Before moving to London to pursue a master’s in interior design at the University of Westminster, American national Alyssa Moseley frequented YouTube to learn about international student experiences abroad.
She says she was encouraged to make the move after watching videos of international students comparing the United Kingdom with the U.S. and their discussions of the differences in curriculum and the struggles of balancing schoolwork and leisure activities.
“It helped me prepare myself in adapting to a completely different culture and educational structure. But they also advised with some more casual topics, such as places to study, hang out and cheap eats,” Moseley says.
Prospective international students may initially use Facebook, Twitter and Instagram to get the unofficial view of what it’s like studying at particular global universities. But potential applicants may also want to consider three other resources for detailed personal accounts.
Many universities and individual international students have YouTube channels showcasing the international student experience. The videos can help quell concerns a prospective international student might have.

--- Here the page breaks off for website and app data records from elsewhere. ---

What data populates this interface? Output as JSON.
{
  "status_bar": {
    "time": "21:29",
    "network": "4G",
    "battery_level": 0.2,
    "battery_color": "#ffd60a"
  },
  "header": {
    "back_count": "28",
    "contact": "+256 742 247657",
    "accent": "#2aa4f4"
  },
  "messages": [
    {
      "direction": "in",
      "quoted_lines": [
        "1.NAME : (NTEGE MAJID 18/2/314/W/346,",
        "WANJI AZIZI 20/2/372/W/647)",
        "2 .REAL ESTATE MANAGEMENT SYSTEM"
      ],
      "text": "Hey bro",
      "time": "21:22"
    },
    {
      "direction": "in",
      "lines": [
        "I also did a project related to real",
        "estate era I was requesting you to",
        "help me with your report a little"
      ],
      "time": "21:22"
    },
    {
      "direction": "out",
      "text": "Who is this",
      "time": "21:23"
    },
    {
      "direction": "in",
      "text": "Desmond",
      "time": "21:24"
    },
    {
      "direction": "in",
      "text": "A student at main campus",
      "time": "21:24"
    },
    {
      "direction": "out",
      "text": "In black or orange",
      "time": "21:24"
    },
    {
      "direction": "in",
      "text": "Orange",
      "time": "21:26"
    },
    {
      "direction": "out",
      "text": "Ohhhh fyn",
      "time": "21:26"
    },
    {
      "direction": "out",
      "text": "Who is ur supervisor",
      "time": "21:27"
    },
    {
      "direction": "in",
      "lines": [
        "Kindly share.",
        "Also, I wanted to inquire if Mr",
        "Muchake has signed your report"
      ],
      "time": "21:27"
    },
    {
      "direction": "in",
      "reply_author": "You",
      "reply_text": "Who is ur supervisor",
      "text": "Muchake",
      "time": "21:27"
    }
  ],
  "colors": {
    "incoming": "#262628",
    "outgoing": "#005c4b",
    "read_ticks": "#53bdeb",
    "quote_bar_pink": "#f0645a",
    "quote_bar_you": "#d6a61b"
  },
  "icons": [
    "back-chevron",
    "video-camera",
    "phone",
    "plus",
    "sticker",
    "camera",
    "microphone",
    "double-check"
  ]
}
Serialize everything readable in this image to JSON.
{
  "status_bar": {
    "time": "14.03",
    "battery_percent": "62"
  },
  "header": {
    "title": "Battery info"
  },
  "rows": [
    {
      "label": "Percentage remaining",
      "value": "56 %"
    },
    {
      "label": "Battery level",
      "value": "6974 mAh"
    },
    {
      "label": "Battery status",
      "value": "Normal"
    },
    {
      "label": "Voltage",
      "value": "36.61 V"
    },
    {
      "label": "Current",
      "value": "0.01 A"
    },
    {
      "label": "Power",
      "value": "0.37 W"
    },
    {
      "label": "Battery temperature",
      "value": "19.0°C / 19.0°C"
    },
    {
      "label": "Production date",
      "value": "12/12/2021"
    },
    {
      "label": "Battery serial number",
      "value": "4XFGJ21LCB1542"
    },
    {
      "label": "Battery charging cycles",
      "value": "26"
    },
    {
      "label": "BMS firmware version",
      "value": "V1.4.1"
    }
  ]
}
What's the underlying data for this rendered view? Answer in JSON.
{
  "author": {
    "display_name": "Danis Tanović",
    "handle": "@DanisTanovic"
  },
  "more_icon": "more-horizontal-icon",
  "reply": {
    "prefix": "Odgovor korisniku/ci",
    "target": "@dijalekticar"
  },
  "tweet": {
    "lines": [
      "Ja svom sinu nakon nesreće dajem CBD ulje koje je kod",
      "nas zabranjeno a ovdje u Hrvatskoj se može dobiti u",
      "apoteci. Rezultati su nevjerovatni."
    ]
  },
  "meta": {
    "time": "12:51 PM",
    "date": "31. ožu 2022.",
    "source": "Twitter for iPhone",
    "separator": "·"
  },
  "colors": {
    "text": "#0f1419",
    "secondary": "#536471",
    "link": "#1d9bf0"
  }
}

“All of our videos allow students to either familiarize themselves with AUC and student life on campus, or learn more about our wide variety of programs,” wrote Farah Saafan, senior regional media relations officer at the American University in Cairo, in an email.
Saafan says examples include social media ambassadors discussing their AUC experience as well as videos highlighting the school’s diverse student body, such as those captured in recent International Day and Season’s Greeting videos.
The University of Toronto’s YouTube channel features videos of international students discussing life on campus, academic opportunities and why they chose the school. Steffen Reinhart, senior communications and student recruitment officer at the university, says the videos give prospective international students a sense of what it’s like to study at the school.
The National University of Singapore has international students coming from 100 countries, says a university spokesperson. The school’s YouTube channel features a video of international students from Malaysia, Mauritius, Indonesia, Germany, Macau and India discussing everything from campus community, faculty and academic programs to social life.
Two months before moving to London, Moseley says she started her own YouTube channel to document her experiences and “encourage anyone who is unsure of studying abroad to take that leap and just go for it